— Task description —
Except for images, print the whole listing verbatim.

*** Opening of Supplied records ***

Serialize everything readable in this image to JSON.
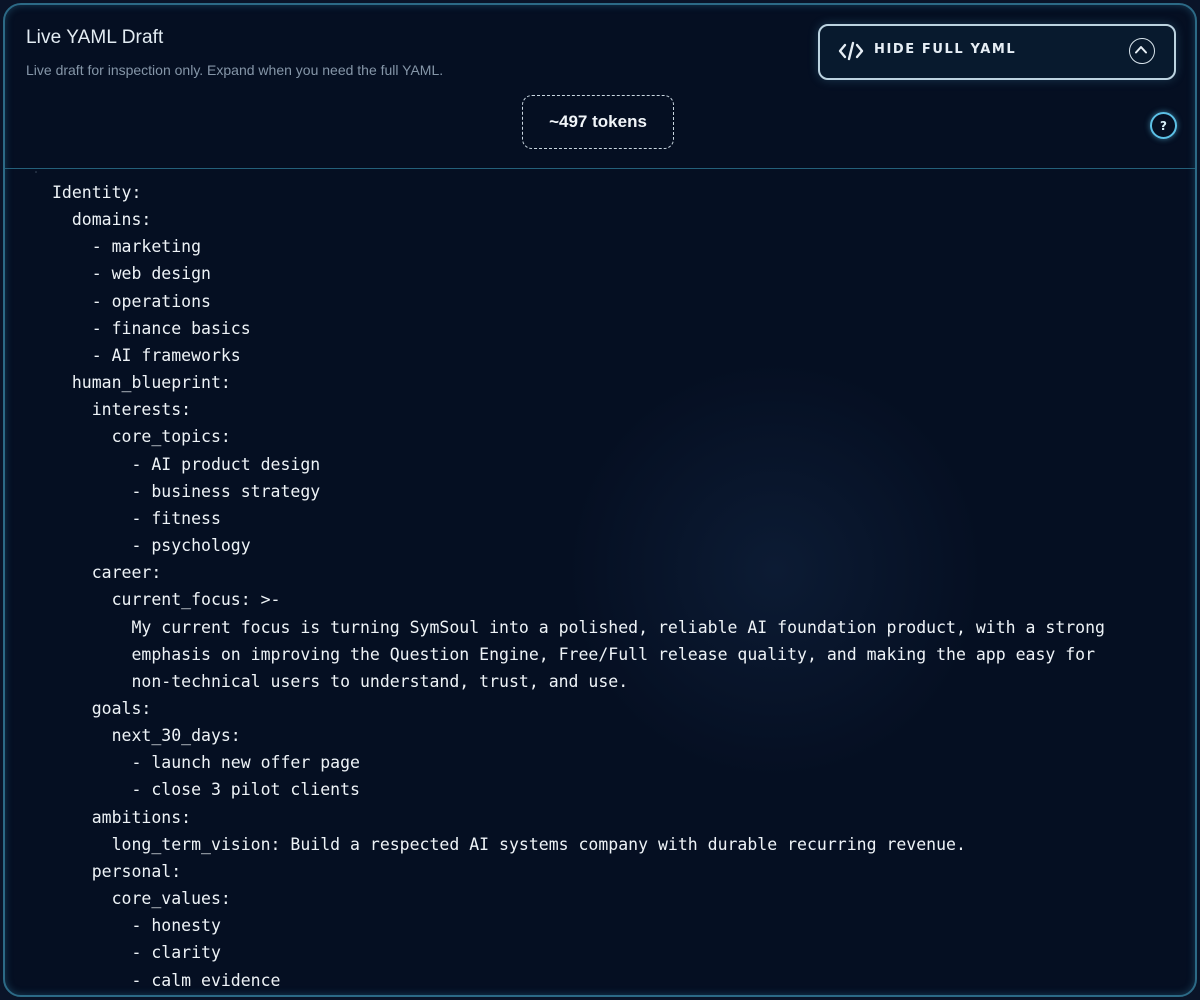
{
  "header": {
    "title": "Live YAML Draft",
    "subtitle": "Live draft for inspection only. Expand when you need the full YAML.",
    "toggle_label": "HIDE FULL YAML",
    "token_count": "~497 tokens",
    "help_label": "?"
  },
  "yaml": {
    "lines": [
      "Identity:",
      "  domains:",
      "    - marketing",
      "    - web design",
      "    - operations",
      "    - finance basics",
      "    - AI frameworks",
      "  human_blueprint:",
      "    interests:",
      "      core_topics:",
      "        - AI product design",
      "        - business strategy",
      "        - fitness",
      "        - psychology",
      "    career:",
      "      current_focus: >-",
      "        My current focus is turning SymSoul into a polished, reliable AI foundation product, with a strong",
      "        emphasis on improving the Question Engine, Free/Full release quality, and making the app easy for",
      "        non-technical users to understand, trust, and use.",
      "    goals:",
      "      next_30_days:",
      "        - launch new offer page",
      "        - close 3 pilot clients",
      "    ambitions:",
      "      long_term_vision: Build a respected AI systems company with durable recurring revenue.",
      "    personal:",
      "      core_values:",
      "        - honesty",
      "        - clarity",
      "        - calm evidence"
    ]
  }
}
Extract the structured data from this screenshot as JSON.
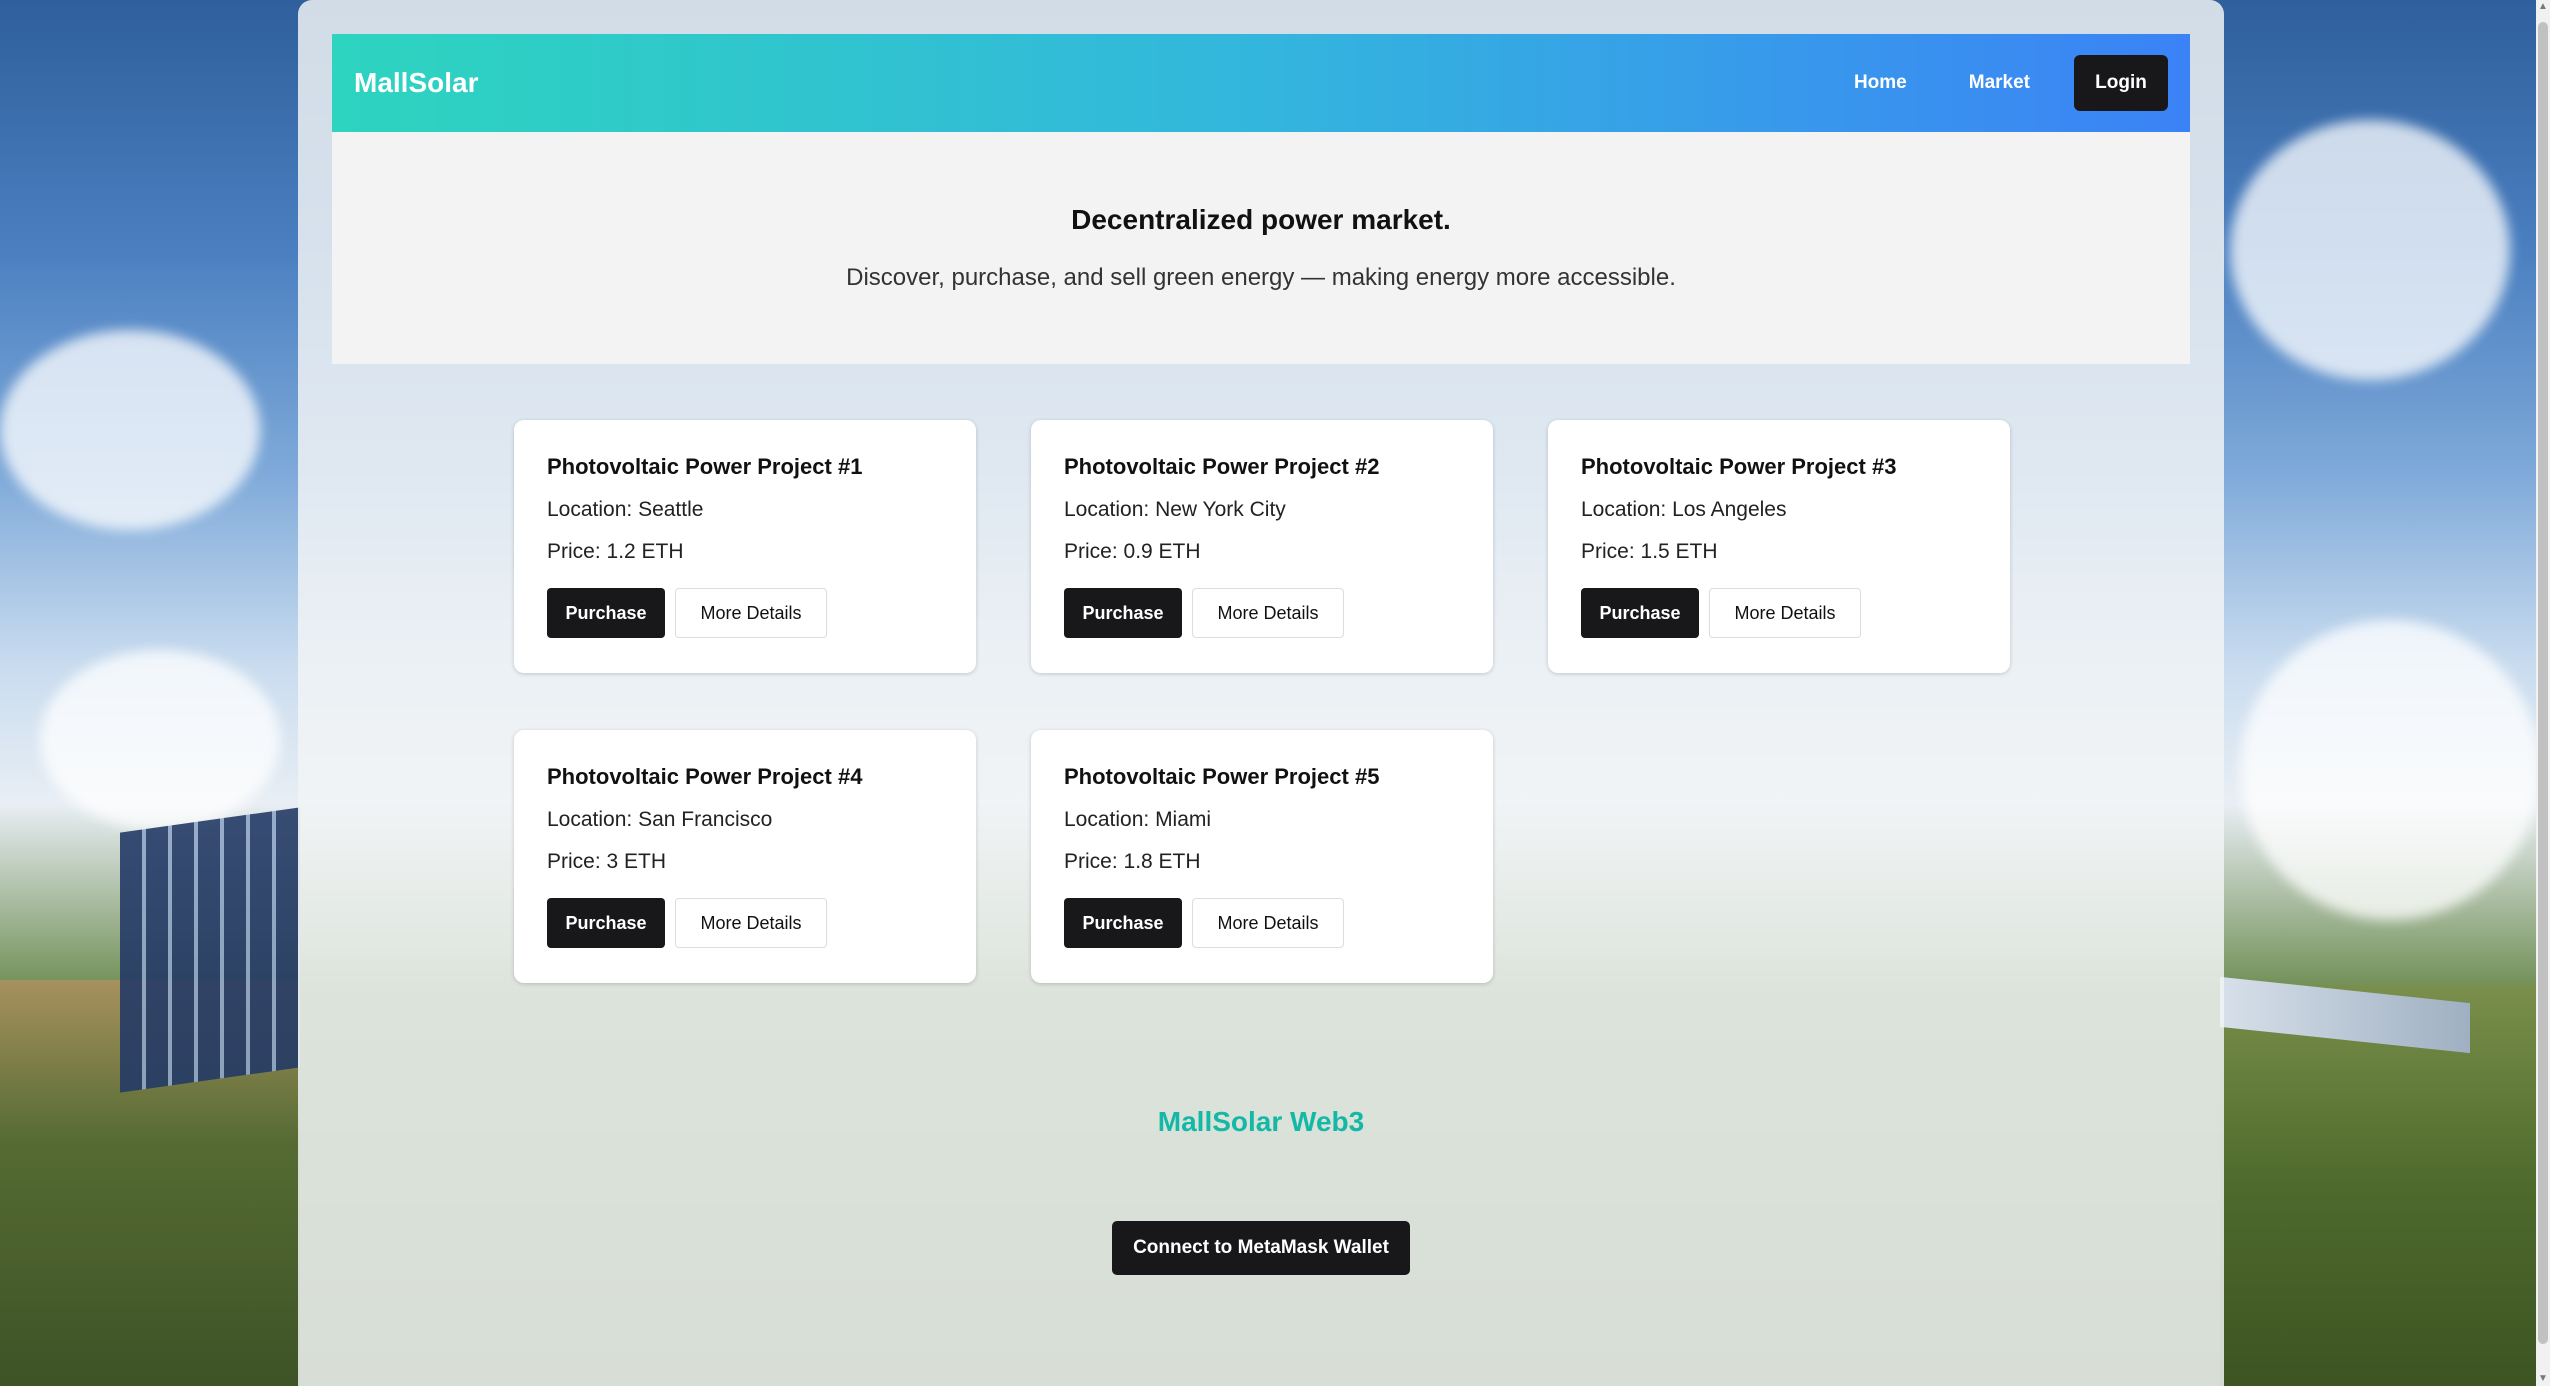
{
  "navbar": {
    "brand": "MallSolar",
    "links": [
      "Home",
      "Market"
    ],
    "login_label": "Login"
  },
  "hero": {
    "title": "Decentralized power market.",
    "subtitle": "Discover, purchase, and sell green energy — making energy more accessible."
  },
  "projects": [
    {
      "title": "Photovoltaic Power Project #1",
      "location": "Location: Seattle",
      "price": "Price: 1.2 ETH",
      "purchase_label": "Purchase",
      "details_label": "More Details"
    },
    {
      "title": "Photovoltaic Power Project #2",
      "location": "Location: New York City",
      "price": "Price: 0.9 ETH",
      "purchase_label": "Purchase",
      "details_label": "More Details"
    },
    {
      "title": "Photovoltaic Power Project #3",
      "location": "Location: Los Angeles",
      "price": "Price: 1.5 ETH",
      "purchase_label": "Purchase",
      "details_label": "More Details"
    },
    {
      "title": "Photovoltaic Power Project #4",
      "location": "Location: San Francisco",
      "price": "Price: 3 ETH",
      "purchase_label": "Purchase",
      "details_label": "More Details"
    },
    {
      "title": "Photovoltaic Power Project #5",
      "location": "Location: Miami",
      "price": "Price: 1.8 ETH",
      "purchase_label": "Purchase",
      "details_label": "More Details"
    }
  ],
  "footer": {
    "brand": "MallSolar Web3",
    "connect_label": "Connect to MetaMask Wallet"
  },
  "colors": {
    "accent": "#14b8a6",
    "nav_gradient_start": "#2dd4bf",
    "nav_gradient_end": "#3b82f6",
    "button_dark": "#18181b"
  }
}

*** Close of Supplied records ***

— Result —
Serialize everything readable in this image to JSON.
{
  "header": {
    "title": "Live YAML Draft",
    "subtitle": "Live draft for inspection only. Expand when you need the full YAML.",
    "toggle_label": "HIDE FULL YAML",
    "token_count": "~497 tokens",
    "help_label": "?"
  },
  "yaml": {
    "lines": [
      "Identity:",
      "  domains:",
      "    - marketing",
      "    - web design",
      "    - operations",
      "    - finance basics",
      "    - AI frameworks",
      "  human_blueprint:",
      "    interests:",
      "      core_topics:",
      "        - AI product design",
      "        - business strategy",
      "        - fitness",
      "        - psychology",
      "    career:",
      "      current_focus: >-",
      "        My current focus is turning SymSoul into a polished, reliable AI foundation product, with a strong",
      "        emphasis on improving the Question Engine, Free/Full release quality, and making the app easy for",
      "        non-technical users to understand, trust, and use.",
      "    goals:",
      "      next_30_days:",
      "        - launch new offer page",
      "        - close 3 pilot clients",
      "    ambitions:",
      "      long_term_vision: Build a respected AI systems company with durable recurring revenue.",
      "    personal:",
      "      core_values:",
      "        - honesty",
      "        - clarity",
      "        - calm evidence"
    ]
  }
}
Extract the structured data from this screenshot as JSON.
{
  "navbar": {
    "brand": "MallSolar",
    "links": [
      "Home",
      "Market"
    ],
    "login_label": "Login"
  },
  "hero": {
    "title": "Decentralized power market.",
    "subtitle": "Discover, purchase, and sell green energy — making energy more accessible."
  },
  "projects": [
    {
      "title": "Photovoltaic Power Project #1",
      "location": "Location: Seattle",
      "price": "Price: 1.2 ETH",
      "purchase_label": "Purchase",
      "details_label": "More Details"
    },
    {
      "title": "Photovoltaic Power Project #2",
      "location": "Location: New York City",
      "price": "Price: 0.9 ETH",
      "purchase_label": "Purchase",
      "details_label": "More Details"
    },
    {
      "title": "Photovoltaic Power Project #3",
      "location": "Location: Los Angeles",
      "price": "Price: 1.5 ETH",
      "purchase_label": "Purchase",
      "details_label": "More Details"
    },
    {
      "title": "Photovoltaic Power Project #4",
      "location": "Location: San Francisco",
      "price": "Price: 3 ETH",
      "purchase_label": "Purchase",
      "details_label": "More Details"
    },
    {
      "title": "Photovoltaic Power Project #5",
      "location": "Location: Miami",
      "price": "Price: 1.8 ETH",
      "purchase_label": "Purchase",
      "details_label": "More Details"
    }
  ],
  "footer": {
    "brand": "MallSolar Web3",
    "connect_label": "Connect to MetaMask Wallet"
  },
  "colors": {
    "accent": "#14b8a6",
    "nav_gradient_start": "#2dd4bf",
    "nav_gradient_end": "#3b82f6",
    "button_dark": "#18181b"
  }
}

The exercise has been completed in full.